Material supplied ▸
··········

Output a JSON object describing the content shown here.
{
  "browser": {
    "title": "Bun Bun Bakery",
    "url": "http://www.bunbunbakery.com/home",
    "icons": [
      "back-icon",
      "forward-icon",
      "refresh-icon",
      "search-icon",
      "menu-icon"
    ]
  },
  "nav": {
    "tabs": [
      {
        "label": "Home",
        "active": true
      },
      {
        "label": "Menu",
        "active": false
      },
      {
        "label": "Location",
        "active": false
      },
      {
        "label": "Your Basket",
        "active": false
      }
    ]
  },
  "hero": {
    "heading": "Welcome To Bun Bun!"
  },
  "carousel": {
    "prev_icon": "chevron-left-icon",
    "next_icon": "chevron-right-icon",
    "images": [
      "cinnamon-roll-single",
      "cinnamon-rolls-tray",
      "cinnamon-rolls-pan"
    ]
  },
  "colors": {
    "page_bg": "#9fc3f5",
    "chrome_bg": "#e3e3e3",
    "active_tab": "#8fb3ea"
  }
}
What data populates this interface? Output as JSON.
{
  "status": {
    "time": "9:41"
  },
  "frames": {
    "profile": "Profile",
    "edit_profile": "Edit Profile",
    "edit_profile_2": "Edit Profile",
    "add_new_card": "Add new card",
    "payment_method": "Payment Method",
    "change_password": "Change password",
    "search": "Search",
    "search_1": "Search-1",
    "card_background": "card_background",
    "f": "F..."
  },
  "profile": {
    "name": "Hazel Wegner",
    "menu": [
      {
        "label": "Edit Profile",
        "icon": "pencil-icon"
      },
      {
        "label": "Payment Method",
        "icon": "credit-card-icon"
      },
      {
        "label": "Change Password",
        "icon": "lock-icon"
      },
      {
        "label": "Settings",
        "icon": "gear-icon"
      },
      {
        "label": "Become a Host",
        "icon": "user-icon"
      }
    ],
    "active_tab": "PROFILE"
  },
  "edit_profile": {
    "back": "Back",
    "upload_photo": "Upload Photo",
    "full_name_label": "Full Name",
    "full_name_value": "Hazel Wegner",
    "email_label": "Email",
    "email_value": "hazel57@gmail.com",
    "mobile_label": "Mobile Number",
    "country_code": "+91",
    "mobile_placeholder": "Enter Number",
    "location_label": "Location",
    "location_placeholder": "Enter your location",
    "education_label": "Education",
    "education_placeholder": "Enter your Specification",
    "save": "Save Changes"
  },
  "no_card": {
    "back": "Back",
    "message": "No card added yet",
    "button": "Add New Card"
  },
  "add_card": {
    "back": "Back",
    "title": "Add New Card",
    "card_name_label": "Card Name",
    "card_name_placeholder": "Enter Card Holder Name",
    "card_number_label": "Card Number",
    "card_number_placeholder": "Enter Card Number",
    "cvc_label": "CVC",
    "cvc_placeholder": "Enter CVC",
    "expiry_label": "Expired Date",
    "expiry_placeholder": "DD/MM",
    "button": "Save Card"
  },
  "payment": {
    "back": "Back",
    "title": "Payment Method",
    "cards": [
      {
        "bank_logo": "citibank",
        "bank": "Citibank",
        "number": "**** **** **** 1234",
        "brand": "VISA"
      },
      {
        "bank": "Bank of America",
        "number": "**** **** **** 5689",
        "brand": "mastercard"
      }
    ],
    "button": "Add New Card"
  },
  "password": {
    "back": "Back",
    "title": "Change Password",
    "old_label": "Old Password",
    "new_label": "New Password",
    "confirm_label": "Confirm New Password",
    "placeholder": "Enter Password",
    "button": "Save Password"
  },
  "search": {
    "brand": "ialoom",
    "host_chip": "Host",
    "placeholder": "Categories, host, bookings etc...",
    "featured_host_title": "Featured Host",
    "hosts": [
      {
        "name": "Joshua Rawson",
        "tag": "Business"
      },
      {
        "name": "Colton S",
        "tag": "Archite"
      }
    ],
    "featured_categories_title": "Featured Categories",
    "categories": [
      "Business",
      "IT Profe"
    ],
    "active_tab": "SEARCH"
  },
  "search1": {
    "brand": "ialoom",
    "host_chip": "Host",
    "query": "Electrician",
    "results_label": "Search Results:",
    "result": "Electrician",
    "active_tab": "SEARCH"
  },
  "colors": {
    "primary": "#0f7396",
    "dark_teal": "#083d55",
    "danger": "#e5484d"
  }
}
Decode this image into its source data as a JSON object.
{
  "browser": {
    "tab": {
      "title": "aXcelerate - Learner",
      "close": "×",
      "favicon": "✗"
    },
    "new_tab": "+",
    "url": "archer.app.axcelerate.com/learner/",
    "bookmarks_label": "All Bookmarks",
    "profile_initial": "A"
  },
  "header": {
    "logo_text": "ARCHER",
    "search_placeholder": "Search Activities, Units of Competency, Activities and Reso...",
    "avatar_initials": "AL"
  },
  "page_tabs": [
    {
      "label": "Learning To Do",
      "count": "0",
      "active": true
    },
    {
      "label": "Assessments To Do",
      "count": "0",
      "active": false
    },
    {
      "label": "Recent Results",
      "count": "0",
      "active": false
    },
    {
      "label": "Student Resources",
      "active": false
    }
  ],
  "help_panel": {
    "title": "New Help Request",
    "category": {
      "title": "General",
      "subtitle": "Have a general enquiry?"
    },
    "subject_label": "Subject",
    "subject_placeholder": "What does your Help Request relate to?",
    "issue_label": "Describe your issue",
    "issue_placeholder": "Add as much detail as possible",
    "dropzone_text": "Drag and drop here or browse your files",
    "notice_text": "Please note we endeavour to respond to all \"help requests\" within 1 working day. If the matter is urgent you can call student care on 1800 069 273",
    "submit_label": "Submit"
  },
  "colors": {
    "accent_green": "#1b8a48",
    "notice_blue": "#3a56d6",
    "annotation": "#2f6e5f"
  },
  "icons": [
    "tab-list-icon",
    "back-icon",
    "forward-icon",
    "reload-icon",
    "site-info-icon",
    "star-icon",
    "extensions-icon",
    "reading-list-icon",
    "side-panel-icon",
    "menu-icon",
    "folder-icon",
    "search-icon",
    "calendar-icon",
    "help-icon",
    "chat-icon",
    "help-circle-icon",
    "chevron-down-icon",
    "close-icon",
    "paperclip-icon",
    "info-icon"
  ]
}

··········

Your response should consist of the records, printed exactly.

Exercise solution ▸
Output a JSON object describing the content shown here.
{
  "browser": {
    "title": "Bun Bun Bakery",
    "url": "http://www.bunbunbakery.com/home",
    "icons": [
      "back-icon",
      "forward-icon",
      "refresh-icon",
      "search-icon",
      "menu-icon"
    ]
  },
  "nav": {
    "tabs": [
      {
        "label": "Home",
        "active": true
      },
      {
        "label": "Menu",
        "active": false
      },
      {
        "label": "Location",
        "active": false
      },
      {
        "label": "Your Basket",
        "active": false
      }
    ]
  },
  "hero": {
    "heading": "Welcome To Bun Bun!"
  },
  "carousel": {
    "prev_icon": "chevron-left-icon",
    "next_icon": "chevron-right-icon",
    "images": [
      "cinnamon-roll-single",
      "cinnamon-rolls-tray",
      "cinnamon-rolls-pan"
    ]
  },
  "colors": {
    "page_bg": "#9fc3f5",
    "chrome_bg": "#e3e3e3",
    "active_tab": "#8fb3ea"
  }
}
What data populates this interface? Output as JSON.
{
  "status": {
    "time": "9:41"
  },
  "frames": {
    "profile": "Profile",
    "edit_profile": "Edit Profile",
    "edit_profile_2": "Edit Profile",
    "add_new_card": "Add new card",
    "payment_method": "Payment Method",
    "change_password": "Change password",
    "search": "Search",
    "search_1": "Search-1",
    "card_background": "card_background",
    "f": "F..."
  },
  "profile": {
    "name": "Hazel Wegner",
    "menu": [
      {
        "label": "Edit Profile",
        "icon": "pencil-icon"
      },
      {
        "label": "Payment Method",
        "icon": "credit-card-icon"
      },
      {
        "label": "Change Password",
        "icon": "lock-icon"
      },
      {
        "label": "Settings",
        "icon": "gear-icon"
      },
      {
        "label": "Become a Host",
        "icon": "user-icon"
      }
    ],
    "active_tab": "PROFILE"
  },
  "edit_profile": {
    "back": "Back",
    "upload_photo": "Upload Photo",
    "full_name_label": "Full Name",
    "full_name_value": "Hazel Wegner",
    "email_label": "Email",
    "email_value": "hazel57@gmail.com",
    "mobile_label": "Mobile Number",
    "country_code": "+91",
    "mobile_placeholder": "Enter Number",
    "location_label": "Location",
    "location_placeholder": "Enter your location",
    "education_label": "Education",
    "education_placeholder": "Enter your Specification",
    "save": "Save Changes"
  },
  "no_card": {
    "back": "Back",
    "message": "No card added yet",
    "button": "Add New Card"
  },
  "add_card": {
    "back": "Back",
    "title": "Add New Card",
    "card_name_label": "Card Name",
    "card_name_placeholder": "Enter Card Holder Name",
    "card_number_label": "Card Number",
    "card_number_placeholder": "Enter Card Number",
    "cvc_label": "CVC",
    "cvc_placeholder": "Enter CVC",
    "expiry_label": "Expired Date",
    "expiry_placeholder": "DD/MM",
    "button": "Save Card"
  },
  "payment": {
    "back": "Back",
    "title": "Payment Method",
    "cards": [
      {
        "bank_logo": "citibank",
        "bank": "Citibank",
        "number": "**** **** **** 1234",
        "brand": "VISA"
      },
      {
        "bank": "Bank of America",
        "number": "**** **** **** 5689",
        "brand": "mastercard"
      }
    ],
    "button": "Add New Card"
  },
  "password": {
    "back": "Back",
    "title": "Change Password",
    "old_label": "Old Password",
    "new_label": "New Password",
    "confirm_label": "Confirm New Password",
    "placeholder": "Enter Password",
    "button": "Save Password"
  },
  "search": {
    "brand": "ialoom",
    "host_chip": "Host",
    "placeholder": "Categories, host, bookings etc...",
    "featured_host_title": "Featured Host",
    "hosts": [
      {
        "name": "Joshua Rawson",
        "tag": "Business"
      },
      {
        "name": "Colton S",
        "tag": "Archite"
      }
    ],
    "featured_categories_title": "Featured Categories",
    "categories": [
      "Business",
      "IT Profe"
    ],
    "active_tab": "SEARCH"
  },
  "search1": {
    "brand": "ialoom",
    "host_chip": "Host",
    "query": "Electrician",
    "results_label": "Search Results:",
    "result": "Electrician",
    "active_tab": "SEARCH"
  },
  "colors": {
    "primary": "#0f7396",
    "dark_teal": "#083d55",
    "danger": "#e5484d"
  }
}
Decode this image into its source data as a JSON object.
{
  "browser": {
    "tab": {
      "title": "aXcelerate - Learner",
      "close": "×",
      "favicon": "✗"
    },
    "new_tab": "+",
    "url": "archer.app.axcelerate.com/learner/",
    "bookmarks_label": "All Bookmarks",
    "profile_initial": "A"
  },
  "header": {
    "logo_text": "ARCHER",
    "search_placeholder": "Search Activities, Units of Competency, Activities and Reso...",
    "avatar_initials": "AL"
  },
  "page_tabs": [
    {
      "label": "Learning To Do",
      "count": "0",
      "active": true
    },
    {
      "label": "Assessments To Do",
      "count": "0",
      "active": false
    },
    {
      "label": "Recent Results",
      "count": "0",
      "active": false
    },
    {
      "label": "Student Resources",
      "active": false
    }
  ],
  "help_panel": {
    "title": "New Help Request",
    "category": {
      "title": "General",
      "subtitle": "Have a general enquiry?"
    },
    "subject_label": "Subject",
    "subject_placeholder": "What does your Help Request relate to?",
    "issue_label": "Describe your issue",
    "issue_placeholder": "Add as much detail as possible",
    "dropzone_text": "Drag and drop here or browse your files",
    "notice_text": "Please note we endeavour to respond to all \"help requests\" within 1 working day. If the matter is urgent you can call student care on 1800 069 273",
    "submit_label": "Submit"
  },
  "colors": {
    "accent_green": "#1b8a48",
    "notice_blue": "#3a56d6",
    "annotation": "#2f6e5f"
  },
  "icons": [
    "tab-list-icon",
    "back-icon",
    "forward-icon",
    "reload-icon",
    "site-info-icon",
    "star-icon",
    "extensions-icon",
    "reading-list-icon",
    "side-panel-icon",
    "menu-icon",
    "folder-icon",
    "search-icon",
    "calendar-icon",
    "help-icon",
    "chat-icon",
    "help-circle-icon",
    "chevron-down-icon",
    "close-icon",
    "paperclip-icon",
    "info-icon"
  ]
}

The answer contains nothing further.